On Monday night Haghshenas was a guest in a head-to-head debate with Hamid Reza Taraghi, a conservative politician, about President Hassan Rouhani’s first two years in power.
The programme, which was repeated on Tuesday morning, normally features supporters and opponents of the government but the latest edition was more notable for Haghshenas inclusion.
The one-hour programme focused on a spate of concerts which, despite being approved by the culture ministry, have been cancelled at the last minute by other authorities with little explanation.
Karroubi and Moussavi, a former prime minister, face an uncertain future. Some want them to face trial, and their fiercest opponents say they should be executed.
Their images are banned in Iranian media. They were placed under house arrest at the same time after calling for fresh demonstrations to try to revive the Green Movement.
Although the reformist camp fell into the wilderness afterwards, and two parties were outlawed, Karroubi’s National Confidence was not banned.
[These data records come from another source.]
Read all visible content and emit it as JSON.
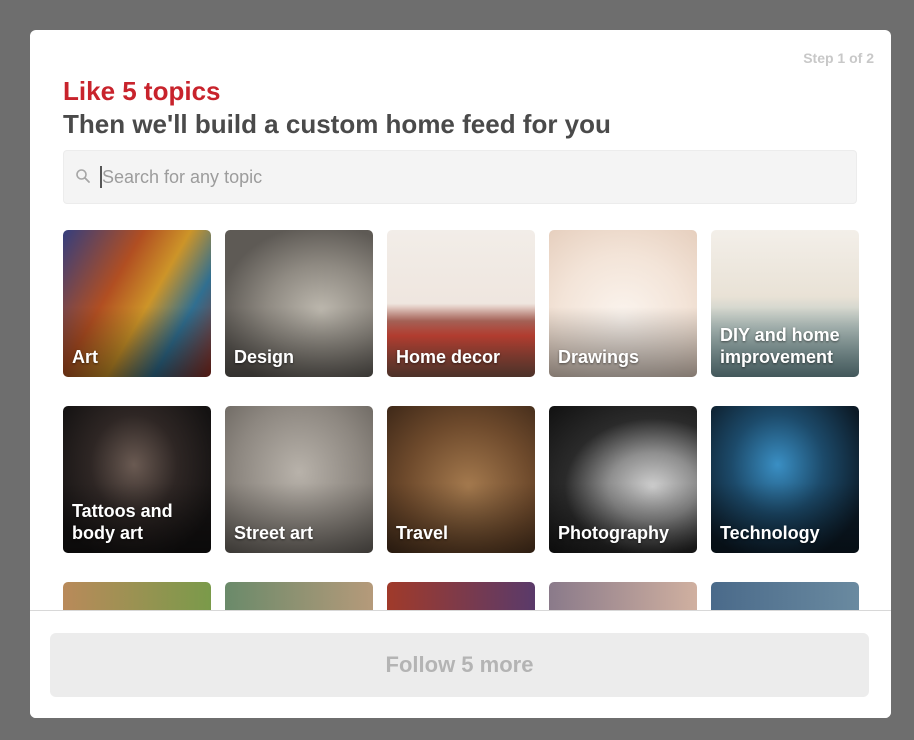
{
  "header": {
    "step": "Step 1 of 2",
    "headline": "Like 5 topics",
    "subheadline": "Then we'll build a custom home feed for you"
  },
  "search": {
    "placeholder": "Search for any topic",
    "icon": "search-icon"
  },
  "topics": [
    {
      "label": "Art"
    },
    {
      "label": "Design"
    },
    {
      "label": "Home decor"
    },
    {
      "label": "Drawings"
    },
    {
      "label": "DIY and home improvement"
    },
    {
      "label": "Tattoos and body art"
    },
    {
      "label": "Street art"
    },
    {
      "label": "Travel"
    },
    {
      "label": "Photography"
    },
    {
      "label": "Technology"
    }
  ],
  "footer": {
    "follow_label": "Follow 5 more"
  },
  "colors": {
    "accent": "#c8232c",
    "overlay": "#6e6e6e",
    "button_bg": "#ececec",
    "button_text": "#b4b4b4"
  }
}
Two new reformist parties — Nedaye Iranian (Voice of Iranians) and Ettehad Mellat Iran (Iranian National Unity) — have also been formed ahead of legislative polls next February.
Rival parties are already positioning themselves for those elections. On Tuesday it was announced that 10 former ministers and officials from Ahmadinejad’s government have formed a new party.
Yekta (Unique — an acronym for the “Companions of the competence and evolution of the Islamic Republic) said it had programmes for all areas of government, but no official links with the former president.
Ahmadinejad has kept a low profile since leaving office, but he made a limited return to the political scene in February by creating a new official website.